In his photo series “Invisible Cities,” Italian photographer Marco Tiberio documents the resilience and resourcefulness of refugees in the camp of Calais, in northern France, to build these temporary residences.
“When you see the usual reportage on refugees, you see their faces, you see their poverty,” Tiberio told The Huffington Post. “But with photos of houses, I’m trying to portray something else: their skills. Refugees are just looking to live their lives as normally as possible, and to build something that reminds them of home.”
According to aid organizations, there are somewhere between 5,000 and 7,000 refugees in Calais, Reuters reported.
Tiberio’s photos, taken last summer, capture the camp before the government demolished its southern part in February and March. Earlier this month, the Calais mayor said the remaining half of the camp would be dismantled soon as well.
These eight photos show how refugees have built temporary homes ― and communities ― with whatever they can find in the Calais “jungle.”
1. The House Of A Former Architect
”This is Alpha’s house. He is a refugee from Sudan who is an architect. He built his own house following the shape and design of the houses in the Nuba Mountain region and around it he built an art space for the camp, where he displayed graffitis and paintings.” ― Marco Tiberio
2. A Home That Pays Tribute To Its Host Country

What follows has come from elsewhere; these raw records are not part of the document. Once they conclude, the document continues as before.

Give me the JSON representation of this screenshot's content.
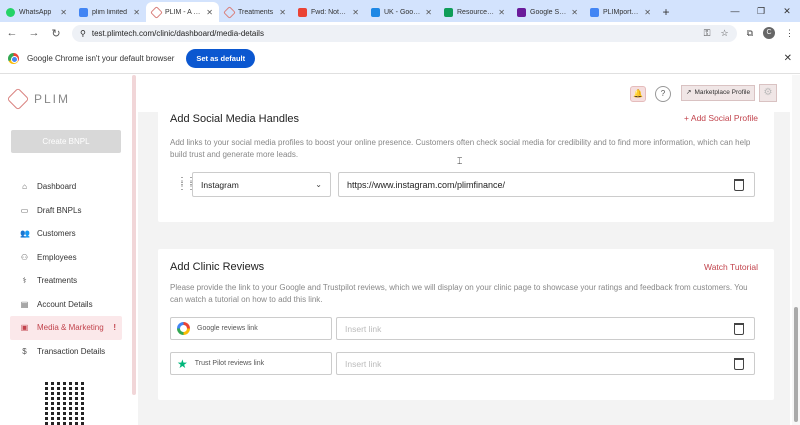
{
  "browser": {
    "tabs": [
      {
        "label": "WhatsApp",
        "color": "#25d366"
      },
      {
        "label": "plim limited",
        "color": "#4285f4"
      },
      {
        "label": "PLIM - A Pay",
        "color": "#d9827f",
        "active": true
      },
      {
        "label": "Treatments",
        "color": "#d9827f"
      },
      {
        "label": "Fwd: Notes:",
        "color": "#ea4335"
      },
      {
        "label": "UK - Google",
        "color": "#1e88e5"
      },
      {
        "label": "Resource Ca",
        "color": "#0f9d58"
      },
      {
        "label": "Google Sear",
        "color": "#6a1b9a"
      },
      {
        "label": "PLIMportal A",
        "color": "#4285f4"
      }
    ],
    "url": "test.plimtech.com/clinic/dashboard/media-details",
    "infobar_text": "Google Chrome isn't your default browser",
    "set_default_label": "Set as default",
    "profile_initial": "C"
  },
  "sidebar": {
    "brand": "PLIM",
    "create_label": "Create BNPL",
    "items": [
      {
        "label": "Dashboard",
        "icon": "⌂"
      },
      {
        "label": "Draft BNPLs",
        "icon": "▭"
      },
      {
        "label": "Customers",
        "icon": "👥"
      },
      {
        "label": "Employees",
        "icon": "⚇"
      },
      {
        "label": "Treatments",
        "icon": "⚕"
      },
      {
        "label": "Account Details",
        "icon": "▤"
      },
      {
        "label": "Media & Marketing",
        "icon": "▣",
        "active": true,
        "alert": "!"
      },
      {
        "label": "Transaction Details",
        "icon": "$"
      }
    ]
  },
  "header": {
    "marketplace_label": "Marketplace Profile"
  },
  "social": {
    "title": "Add Social Media Handles",
    "add_label": "+ Add Social Profile",
    "description": "Add links to your social media profiles to boost your online presence. Customers often check social media for credibility and to find more information, which can help build trust and generate more leads.",
    "platform": "Instagram",
    "url": "https://www.instagram.com/plimfinance/"
  },
  "reviews": {
    "title": "Add Clinic Reviews",
    "tutorial_label": "Watch Tutorial",
    "description": "Please provide the link to your Google and Trustpilot reviews, which we will display on your clinic page to showcase your ratings and feedback from customers. You can watch a tutorial on how to add this link.",
    "google_label": "Google reviews link",
    "trustpilot_label": "Trust Pilot reviews link",
    "placeholder": "Insert link"
  }
}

“This house belonged to Sudanese refugees ― it was one of the only ones to display a French flag, and to have a small garden.” ― Marco Tiberio

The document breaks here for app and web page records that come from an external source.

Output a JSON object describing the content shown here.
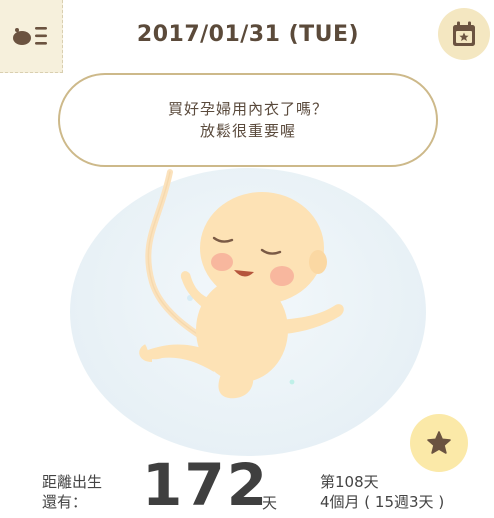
{
  "header": {
    "date": "2017/01/31 (TUE)",
    "menu_icon": "snail-menu-icon",
    "calendar_icon": "calendar-star-icon"
  },
  "bubble": {
    "line1": "買好孕婦用內衣了嗎？",
    "line2": "放鬆很重要喔"
  },
  "countdown": {
    "label_line1": "距離出生",
    "label_line2": "還有：",
    "days": "172",
    "unit": "天",
    "week_line1": "第108天",
    "week_line2": "4個月 ( 15週3天 )"
  },
  "actions": {
    "favorite_icon": "star-icon"
  },
  "colors": {
    "brand_cream": "#f6f0dc",
    "bubble_border": "#cdb98a",
    "text_brown": "#5b4a3a",
    "star_bg": "#fbe9a8",
    "star_fg": "#6b5340",
    "womb_blue": "#e8f1f6",
    "baby_skin": "#fde2b5"
  }
}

3. A House Protesting Lack Of Proper Housing
“This house was inhabited by five Sudanese refugees. They wrote on the external wall, ‘This is not a housing solution,’ as a protest.” ― Marco Tiberio
4. A House Half-Built
“This house is in the second step of construction, when they put blankets to insulate the interior part of the house. The first step is a simple framework made of wood, while the last one is when they put a plastic cloth on top of the blankets to protect the house from the wind and rain.” ― Marco Tiberio
5. The Home Of A Churchgoer
“This tent was situated just in front of the church. It was owned by an Eritrean refugee called David, 22, who used to take care of the church of the camp. Some days after we met he managed to reach the U.K.” ― Marco Tiberio
6. A Makeshift Market
“This was a shop situated in the central commercial area of the camp. They sold any kind of product ― from cigarettes to orange juice ― which they usually bought in a small supermarket in Calais city centre.” ― Marco Tiberio
7. The House Of An Inspired Painter
”Abdellah, who owns the house, is a painter from Sudan. He was very happy to be in Calais because he had the chance to keep on with his passion, something prohibited in Sudan. Abdellah managed to get asylum in France.” ― Marco Tiberio
8. A Home That Will Be Missed
”One of the inhabitants of the house was Rashid, from Sudan. Rashid had a university degree in electronics, and his goal was to use it to find a job in France. He managed to get asylum in southern France, near Toulouse. I talked with him, and he told me he was happy, but he missed Calais.” ― Marco Tiberio